# WHAT THE EXERCISE ASKS
Your answer must consist of every line from the data below that includes the word "Leeds".

[[ RECORDS TO USE, beginning ]]

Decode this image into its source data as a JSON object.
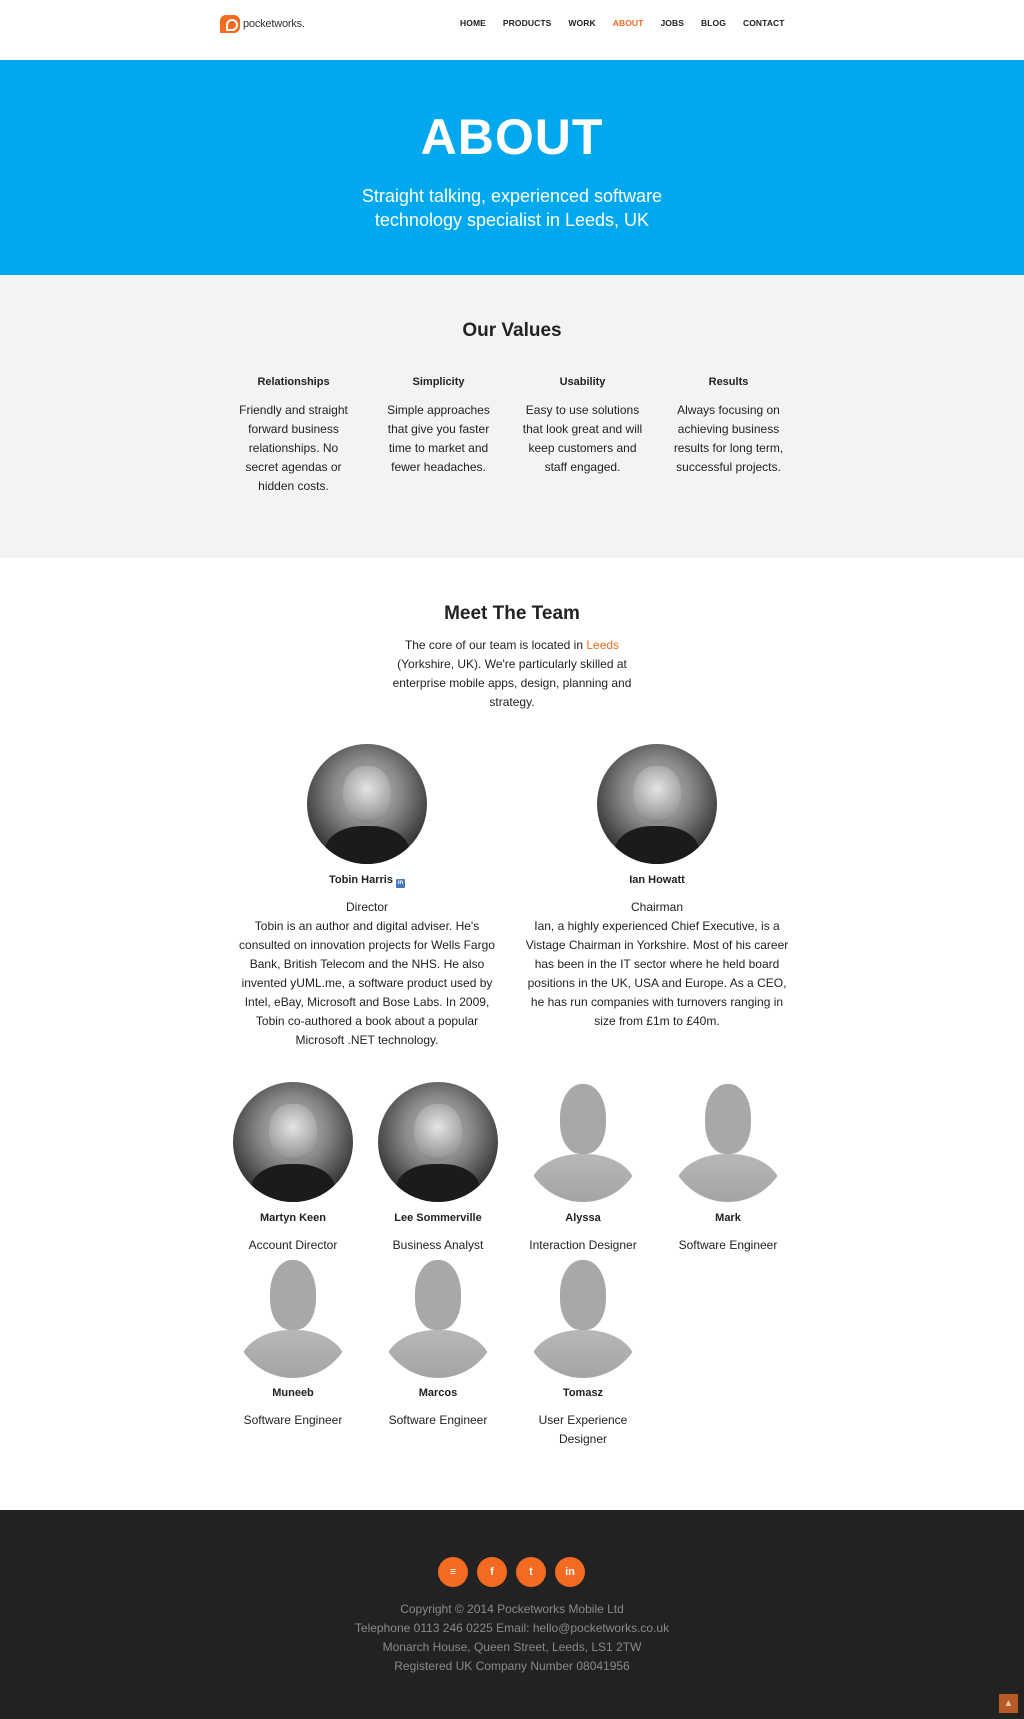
{
  "header": {
    "logo_text": "pocketworks.",
    "nav": [
      "HOME",
      "PRODUCTS",
      "WORK",
      "ABOUT",
      "JOBS",
      "BLOG",
      "CONTACT"
    ],
    "active_nav": "ABOUT"
  },
  "hero": {
    "title": "ABOUT",
    "subtitle": "Straight talking, experienced software technology specialist in Leeds, UK"
  },
  "values": {
    "title": "Our Values",
    "items": [
      {
        "title": "Relationships",
        "text": "Friendly and straight forward business relationships. No secret agendas or hidden costs."
      },
      {
        "title": "Simplicity",
        "text": "Simple approaches that give you faster time to market and fewer headaches."
      },
      {
        "title": "Usability",
        "text": "Easy to use solutions that look great and will keep customers and staff engaged."
      },
      {
        "title": "Results",
        "text": "Always focusing on achieving business results for long term, successful projects."
      }
    ]
  },
  "team": {
    "title": "Meet The Team",
    "intro_before": "The core of our team is located in ",
    "intro_link": "Leeds",
    "intro_after": " (Yorkshire, UK). We're particularly skilled at enterprise mobile apps, design, planning and strategy.",
    "leaders": [
      {
        "name": "Tobin Harris",
        "role": "Director",
        "bio": "Tobin is an author and digital adviser. He's consulted on innovation projects for Wells Fargo Bank, British Telecom and the NHS. He also invented yUML.me, a software product used by Intel, eBay, Microsoft and Bose Labs. In 2009, Tobin co-authored a book about a popular Microsoft .NET technology."
      },
      {
        "name": "Ian Howatt",
        "role": "Chairman",
        "bio": "Ian, a highly experienced Chief Executive, is a Vistage Chairman in Yorkshire. Most of his career has been in the IT sector where he held board positions in the UK, USA and Europe. As a CEO, he has run companies with turnovers ranging in size from £1m to £40m."
      }
    ],
    "members": [
      {
        "name": "Martyn Keen",
        "role": "Account Director"
      },
      {
        "name": "Lee Sommerville",
        "role": "Business Analyst"
      },
      {
        "name": "Alyssa",
        "role": "Interaction Designer"
      },
      {
        "name": "Mark",
        "role": "Software Engineer"
      },
      {
        "name": "Muneeb",
        "role": "Software Engineer"
      },
      {
        "name": "Marcos",
        "role": "Software Engineer"
      },
      {
        "name": "Tomasz",
        "role": "User Experience Designer"
      }
    ]
  },
  "footer": {
    "social": [
      "rss-icon",
      "facebook-icon",
      "twitter-icon",
      "linkedin-icon"
    ],
    "social_glyphs": [
      "≡",
      "f",
      "t",
      "in"
    ],
    "lines": [
      "Copyright © 2014 Pocketworks Mobile Ltd",
      "Telephone 0113 246 0225 Email: hello@pocketworks.co.uk",
      "Monarch House, Queen Street, Leeds, LS1 2TW",
      "Registered UK Company Number 08041956"
    ]
  },
  "colors": {
    "accent": "#f26b21",
    "hero": "#00a8ee",
    "footer": "#222222"
  }
}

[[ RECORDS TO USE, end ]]

# SOLUTION BELOW
    "subtitle": "Straight talking, experienced software technology specialist in Leeds, UK"
    "intro_link": "Leeds",
      "Monarch House, Queen Street, Leeds, LS1 2TW",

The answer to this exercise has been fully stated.